╭─ DATA EXTRACT

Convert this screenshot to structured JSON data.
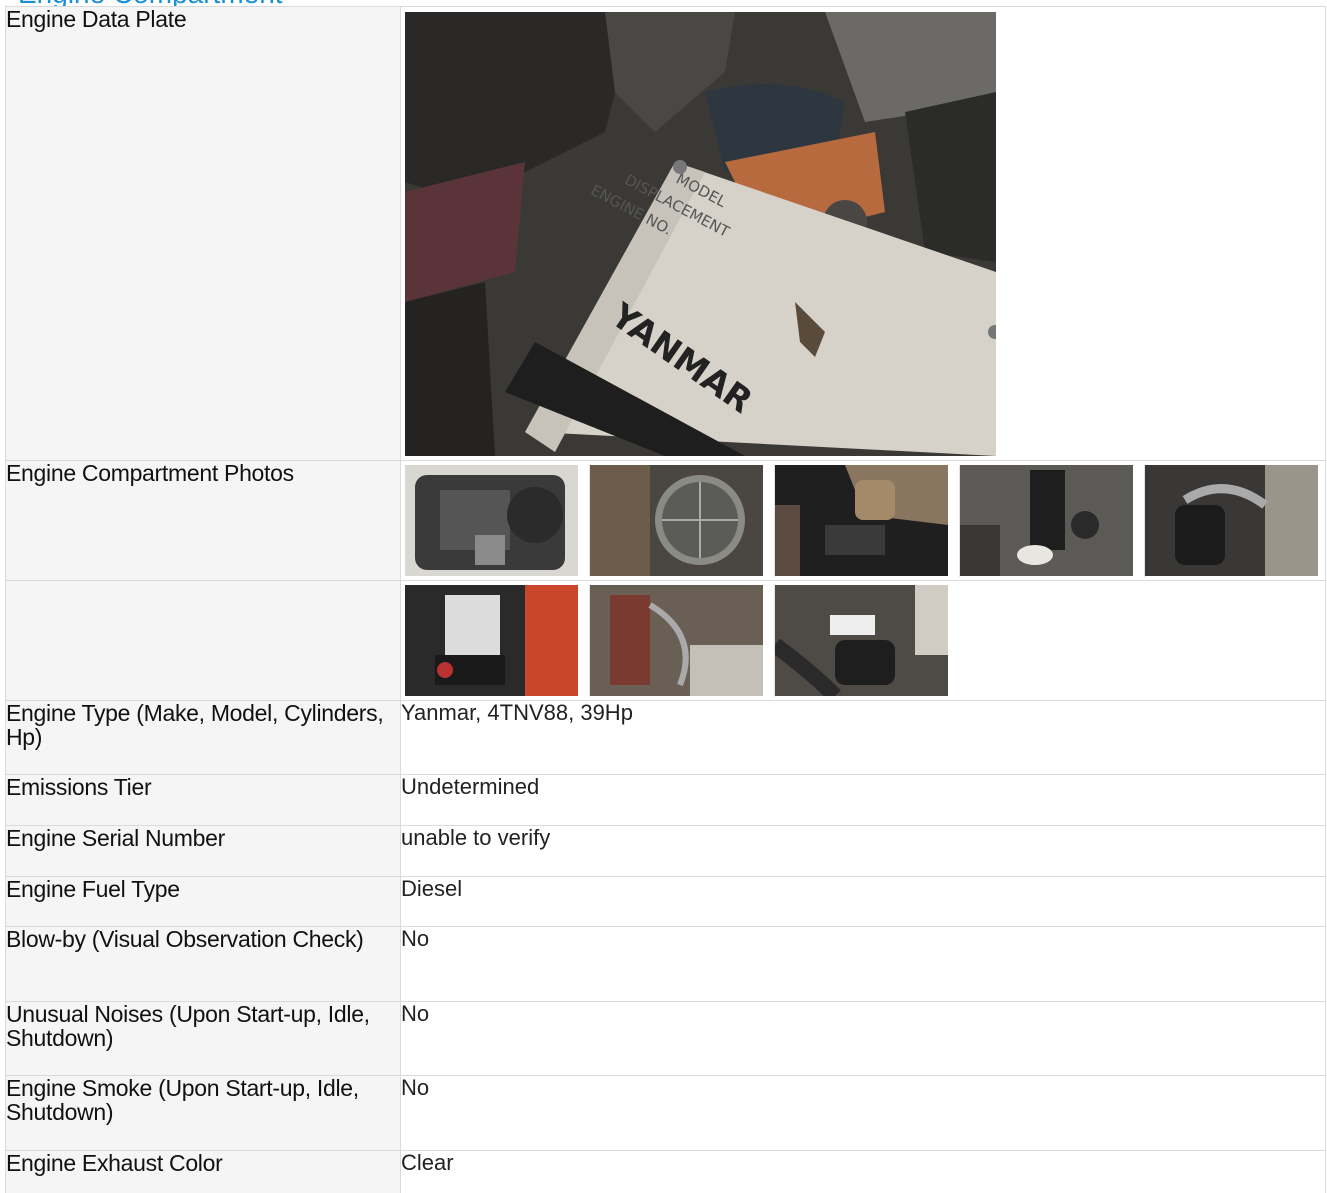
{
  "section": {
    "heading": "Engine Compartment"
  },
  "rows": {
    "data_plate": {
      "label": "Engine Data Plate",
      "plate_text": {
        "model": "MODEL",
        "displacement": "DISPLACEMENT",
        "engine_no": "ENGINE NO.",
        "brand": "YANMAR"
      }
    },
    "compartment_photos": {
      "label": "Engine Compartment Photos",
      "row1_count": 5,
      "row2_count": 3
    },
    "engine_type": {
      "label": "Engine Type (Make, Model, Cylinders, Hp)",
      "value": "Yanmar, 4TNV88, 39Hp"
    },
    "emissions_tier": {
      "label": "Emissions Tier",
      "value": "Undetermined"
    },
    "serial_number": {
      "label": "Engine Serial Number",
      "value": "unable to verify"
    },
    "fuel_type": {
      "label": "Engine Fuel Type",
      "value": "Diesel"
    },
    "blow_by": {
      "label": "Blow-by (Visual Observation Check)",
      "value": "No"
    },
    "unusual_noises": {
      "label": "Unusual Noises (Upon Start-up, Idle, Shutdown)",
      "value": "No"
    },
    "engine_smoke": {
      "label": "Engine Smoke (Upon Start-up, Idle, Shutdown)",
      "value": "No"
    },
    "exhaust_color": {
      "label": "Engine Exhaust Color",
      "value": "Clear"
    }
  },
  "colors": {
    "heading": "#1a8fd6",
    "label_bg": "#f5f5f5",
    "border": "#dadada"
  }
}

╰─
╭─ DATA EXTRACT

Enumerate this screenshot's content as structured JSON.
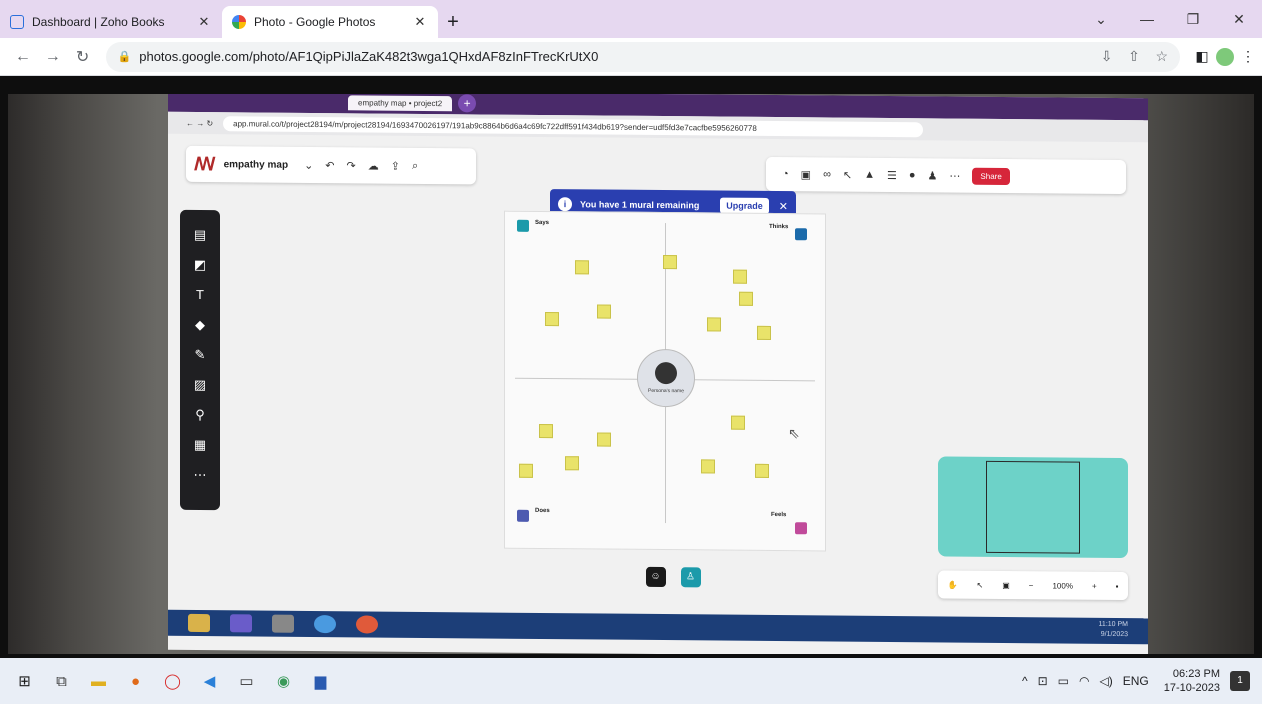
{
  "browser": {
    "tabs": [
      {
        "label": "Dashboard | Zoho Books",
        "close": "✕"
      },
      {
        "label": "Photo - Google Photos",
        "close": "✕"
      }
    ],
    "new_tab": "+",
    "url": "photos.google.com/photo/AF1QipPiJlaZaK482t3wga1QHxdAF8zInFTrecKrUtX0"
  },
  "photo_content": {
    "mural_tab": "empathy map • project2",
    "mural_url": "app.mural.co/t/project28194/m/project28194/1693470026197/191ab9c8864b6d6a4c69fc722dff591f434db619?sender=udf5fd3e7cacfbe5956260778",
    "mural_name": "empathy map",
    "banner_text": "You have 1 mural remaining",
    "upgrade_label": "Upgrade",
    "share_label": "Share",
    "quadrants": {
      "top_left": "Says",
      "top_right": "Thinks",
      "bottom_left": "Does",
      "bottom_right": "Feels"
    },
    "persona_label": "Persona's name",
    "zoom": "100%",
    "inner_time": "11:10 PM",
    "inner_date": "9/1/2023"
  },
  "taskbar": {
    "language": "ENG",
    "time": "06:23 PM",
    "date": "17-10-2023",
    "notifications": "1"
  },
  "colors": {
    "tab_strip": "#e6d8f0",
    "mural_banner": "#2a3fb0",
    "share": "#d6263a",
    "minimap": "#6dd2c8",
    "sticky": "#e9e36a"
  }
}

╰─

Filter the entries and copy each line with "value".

      "value": "Yanmar, 4TNV88, 39Hp"
      "value": "Undetermined"
      "value": "unable to verify"
      "value": "Diesel"
      "value": "No"
      "value": "No"
      "value": "No"
      "value": "Clear"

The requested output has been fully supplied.